[Source material]
• • •
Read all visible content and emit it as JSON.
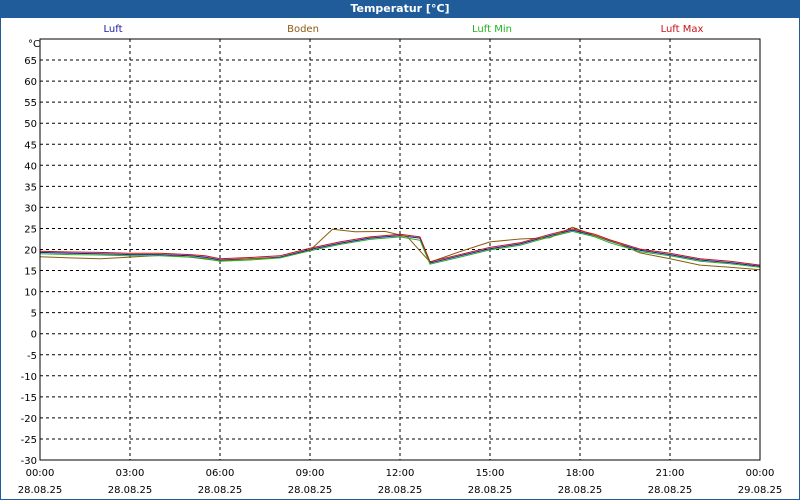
{
  "window": {
    "title": "Temperatur [°C]"
  },
  "chart_data": {
    "type": "line",
    "ylabel": "°C",
    "ylim": [
      -30,
      70
    ],
    "yticks": [
      65,
      60,
      55,
      50,
      45,
      40,
      35,
      30,
      25,
      20,
      15,
      10,
      5,
      0,
      -5,
      -10,
      -15,
      -20,
      -25,
      -30
    ],
    "xlim": [
      "2025-08-28 00:00",
      "2025-08-29 00:00"
    ],
    "xticks": [
      {
        "time": "00:00",
        "date": "28.08.25"
      },
      {
        "time": "03:00",
        "date": "28.08.25"
      },
      {
        "time": "06:00",
        "date": "28.08.25"
      },
      {
        "time": "09:00",
        "date": "28.08.25"
      },
      {
        "time": "12:00",
        "date": "28.08.25"
      },
      {
        "time": "15:00",
        "date": "28.08.25"
      },
      {
        "time": "18:00",
        "date": "28.08.25"
      },
      {
        "time": "21:00",
        "date": "28.08.25"
      },
      {
        "time": "00:00",
        "date": "29.08.25"
      }
    ],
    "grid": true,
    "legend_position": "top",
    "series": [
      {
        "name": "Luft",
        "color": "#1a1aa6",
        "x": [
          "2025-08-28 00:00",
          "2025-08-28 01:00",
          "2025-08-28 02:00",
          "2025-08-28 03:00",
          "2025-08-28 04:00",
          "2025-08-28 05:00",
          "2025-08-28 05:30",
          "2025-08-28 06:00",
          "2025-08-28 07:00",
          "2025-08-28 08:00",
          "2025-08-28 09:00",
          "2025-08-28 10:00",
          "2025-08-28 11:00",
          "2025-08-28 12:00",
          "2025-08-28 12:40",
          "2025-08-28 13:00",
          "2025-08-28 14:00",
          "2025-08-28 15:00",
          "2025-08-28 16:00",
          "2025-08-28 17:00",
          "2025-08-28 17:45",
          "2025-08-28 18:30",
          "2025-08-28 19:00",
          "2025-08-28 20:00",
          "2025-08-28 21:00",
          "2025-08-28 22:00",
          "2025-08-28 23:00",
          "2025-08-29 00:00"
        ],
        "y": [
          19.3,
          19.1,
          19.0,
          18.8,
          18.8,
          18.5,
          18.2,
          17.5,
          17.8,
          18.2,
          20.0,
          21.5,
          22.7,
          23.3,
          22.7,
          16.8,
          18.5,
          20.2,
          21.3,
          23.3,
          24.6,
          23.3,
          22.0,
          19.8,
          18.8,
          17.5,
          16.9,
          16.0
        ]
      },
      {
        "name": "Boden",
        "color": "#8b5a10",
        "x": [
          "2025-08-28 00:00",
          "2025-08-28 01:00",
          "2025-08-28 02:00",
          "2025-08-28 03:00",
          "2025-08-28 04:00",
          "2025-08-28 05:00",
          "2025-08-28 06:00",
          "2025-08-28 07:00",
          "2025-08-28 08:00",
          "2025-08-28 09:00",
          "2025-08-28 09:45",
          "2025-08-28 10:30",
          "2025-08-28 11:30",
          "2025-08-28 12:15",
          "2025-08-28 13:00",
          "2025-08-28 14:00",
          "2025-08-28 15:00",
          "2025-08-28 16:00",
          "2025-08-28 17:00",
          "2025-08-28 17:45",
          "2025-08-28 18:30",
          "2025-08-28 19:15",
          "2025-08-28 20:00",
          "2025-08-28 21:00",
          "2025-08-28 22:00",
          "2025-08-28 23:00",
          "2025-08-29 00:00"
        ],
        "y": [
          18.3,
          18.0,
          17.8,
          18.2,
          18.6,
          18.2,
          17.3,
          17.8,
          18.0,
          19.8,
          24.8,
          24.2,
          24.3,
          23.0,
          17.0,
          19.5,
          21.8,
          22.5,
          22.8,
          25.3,
          23.3,
          21.5,
          19.2,
          17.8,
          16.3,
          15.8,
          15.2
        ]
      },
      {
        "name": "Luft Min",
        "color": "#22b222",
        "x": [
          "2025-08-28 00:00",
          "2025-08-28 01:00",
          "2025-08-28 02:00",
          "2025-08-28 03:00",
          "2025-08-28 04:00",
          "2025-08-28 05:00",
          "2025-08-28 05:30",
          "2025-08-28 06:00",
          "2025-08-28 07:00",
          "2025-08-28 08:00",
          "2025-08-28 09:00",
          "2025-08-28 10:00",
          "2025-08-28 11:00",
          "2025-08-28 12:00",
          "2025-08-28 12:40",
          "2025-08-28 13:00",
          "2025-08-28 14:00",
          "2025-08-28 15:00",
          "2025-08-28 16:00",
          "2025-08-28 17:00",
          "2025-08-28 17:45",
          "2025-08-28 18:30",
          "2025-08-28 19:00",
          "2025-08-28 20:00",
          "2025-08-28 21:00",
          "2025-08-28 22:00",
          "2025-08-28 23:00",
          "2025-08-29 00:00"
        ],
        "y": [
          19.0,
          18.8,
          18.7,
          18.5,
          18.5,
          18.2,
          17.9,
          17.2,
          17.5,
          18.0,
          19.7,
          21.2,
          22.4,
          23.0,
          22.2,
          16.5,
          18.2,
          19.9,
          21.0,
          23.0,
          24.3,
          23.0,
          21.6,
          19.5,
          18.5,
          17.2,
          16.6,
          15.8
        ]
      },
      {
        "name": "Luft Max",
        "color": "#c81414",
        "x": [
          "2025-08-28 00:00",
          "2025-08-28 01:00",
          "2025-08-28 02:00",
          "2025-08-28 03:00",
          "2025-08-28 04:00",
          "2025-08-28 05:00",
          "2025-08-28 05:30",
          "2025-08-28 06:00",
          "2025-08-28 07:00",
          "2025-08-28 08:00",
          "2025-08-28 09:00",
          "2025-08-28 10:00",
          "2025-08-28 11:00",
          "2025-08-28 12:00",
          "2025-08-28 12:40",
          "2025-08-28 13:00",
          "2025-08-28 14:00",
          "2025-08-28 15:00",
          "2025-08-28 16:00",
          "2025-08-28 17:00",
          "2025-08-28 17:45",
          "2025-08-28 18:30",
          "2025-08-28 19:00",
          "2025-08-28 20:00",
          "2025-08-28 21:00",
          "2025-08-28 22:00",
          "2025-08-28 23:00",
          "2025-08-29 00:00"
        ],
        "y": [
          19.6,
          19.4,
          19.3,
          19.1,
          19.1,
          18.8,
          18.5,
          17.8,
          18.1,
          18.5,
          20.3,
          21.8,
          23.0,
          23.6,
          23.0,
          17.1,
          18.8,
          20.5,
          21.6,
          23.6,
          24.9,
          23.6,
          22.3,
          20.1,
          19.1,
          17.8,
          17.2,
          16.3
        ]
      }
    ]
  }
}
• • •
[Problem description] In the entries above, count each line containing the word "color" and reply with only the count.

[Reply to the task] 4